++++ EXCERPTED RECORDS ++++
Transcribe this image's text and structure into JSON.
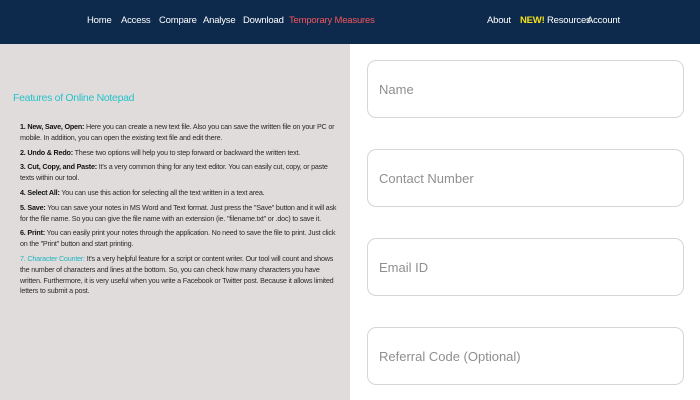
{
  "nav": {
    "home": "Home",
    "access": "Access",
    "compare": "Compare",
    "analyse": "Analyse",
    "download": "Download",
    "temporary_measures": "Temporary Measures",
    "about": "About",
    "new_badge": "NEW!",
    "resources": "Resources",
    "account": "Account"
  },
  "features": {
    "title": "Features of Online Notepad",
    "items": [
      {
        "label": "1. New, Save, Open:",
        "text": " Here you can create a new text file. Also you can save the written file on your PC or mobile. In addition, you can open the existing text file and edit there."
      },
      {
        "label": "2. Undo & Redo:",
        "text": " These two options will help you to step forward or backward the written text."
      },
      {
        "label": "3. Cut, Copy, and Paste:",
        "text": " It's a very common thing for any text editor. You can easily cut, copy, or paste texts within our tool."
      },
      {
        "label": "4. Select All:",
        "text": " You can use this action for selecting all the text written in a text area."
      },
      {
        "label": "5. Save:",
        "text": " You can save your notes in MS Word and Text format. Just press the \"Save\" button and it will ask for the file name. So you can give the file name with an extension (ie. \"filename.txt\" or .doc) to save it."
      },
      {
        "label": "6. Print:",
        "text": " You can easily print your notes through the application. No need to save the file to print. Just click on the \"Print\" button and start printing."
      },
      {
        "label": "7. Character Counter:",
        "text": " It's a very helpful feature for a script or content writer. Our tool will count and shows the number of characters and lines at the bottom. So, you can check how many characters you have written. Furthermore, it is very useful when you write a Facebook or Twitter post. Because it allows limited letters to submit a post."
      }
    ]
  },
  "form": {
    "name_placeholder": "Name",
    "contact_placeholder": "Contact Number",
    "email_placeholder": "Email ID",
    "referral_placeholder": "Referral Code (Optional)"
  },
  "colors": {
    "nav_bg": "#0d2a4c",
    "nav_active": "#f2545b",
    "new_badge": "#f5e11a",
    "left_bg": "#e0dcdc",
    "title_teal": "#27c2c7"
  }
}
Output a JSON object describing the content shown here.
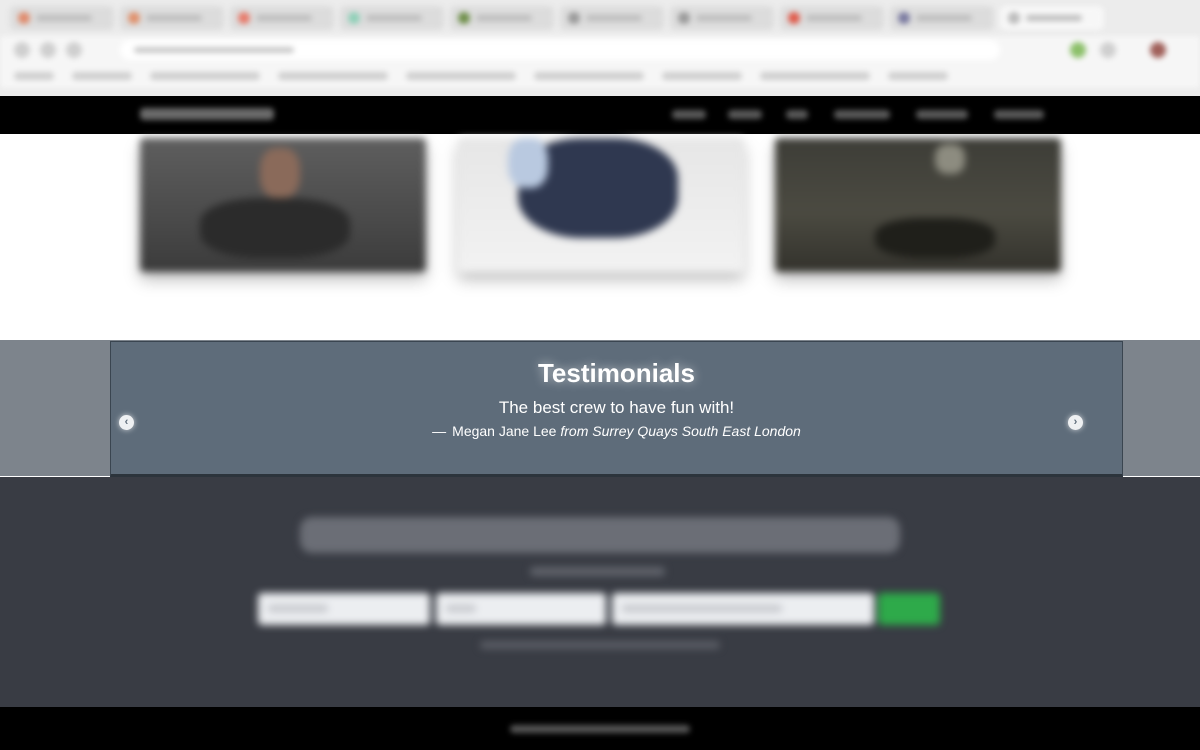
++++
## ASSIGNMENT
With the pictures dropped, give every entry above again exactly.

## SOLUTION
Transcribe this image's text and structure into JSON.
{
  "nav": {
    "home": "Home",
    "access": "Access",
    "compare": "Compare",
    "analyse": "Analyse",
    "download": "Download",
    "temporary_measures": "Temporary Measures",
    "about": "About",
    "new_badge": "NEW!",
    "resources": "Resources",
    "account": "Account"
  },
  "features": {
    "title": "Features of Online Notepad",
    "items": [
      {
        "label": "1. New, Save, Open:",
        "text": " Here you can create a new text file. Also you can save the written file on your PC or mobile. In addition, you can open the existing text file and edit there."
      },
      {
        "label": "2. Undo & Redo:",
        "text": " These two options will help you to step forward or backward the written text."
      },
      {
        "label": "3. Cut, Copy, and Paste:",
        "text": " It's a very common thing for any text editor. You can easily cut, copy, or paste texts within our tool."
      },
      {
        "label": "4. Select All:",
        "text": " You can use this action for selecting all the text written in a text area."
      },
      {
        "label": "5. Save:",
        "text": " You can save your notes in MS Word and Text format. Just press the \"Save\" button and it will ask for the file name. So you can give the file name with an extension (ie. \"filename.txt\" or .doc) to save it."
      },
      {
        "label": "6. Print:",
        "text": " You can easily print your notes through the application. No need to save the file to print. Just click on the \"Print\" button and start printing."
      },
      {
        "label": "7. Character Counter:",
        "text": " It's a very helpful feature for a script or content writer. Our tool will count and shows the number of characters and lines at the bottom. So, you can check how many characters you have written. Furthermore, it is very useful when you write a Facebook or Twitter post. Because it allows limited letters to submit a post."
      }
    ]
  },
  "form": {
    "name_placeholder": "Name",
    "contact_placeholder": "Contact Number",
    "email_placeholder": "Email ID",
    "referral_placeholder": "Referral Code (Optional)"
  },
  "colors": {
    "nav_bg": "#0d2a4c",
    "nav_active": "#f2545b",
    "new_badge": "#f5e11a",
    "left_bg": "#e0dcdc",
    "title_teal": "#27c2c7"
  }
}
Output a JSON object describing the content shown here.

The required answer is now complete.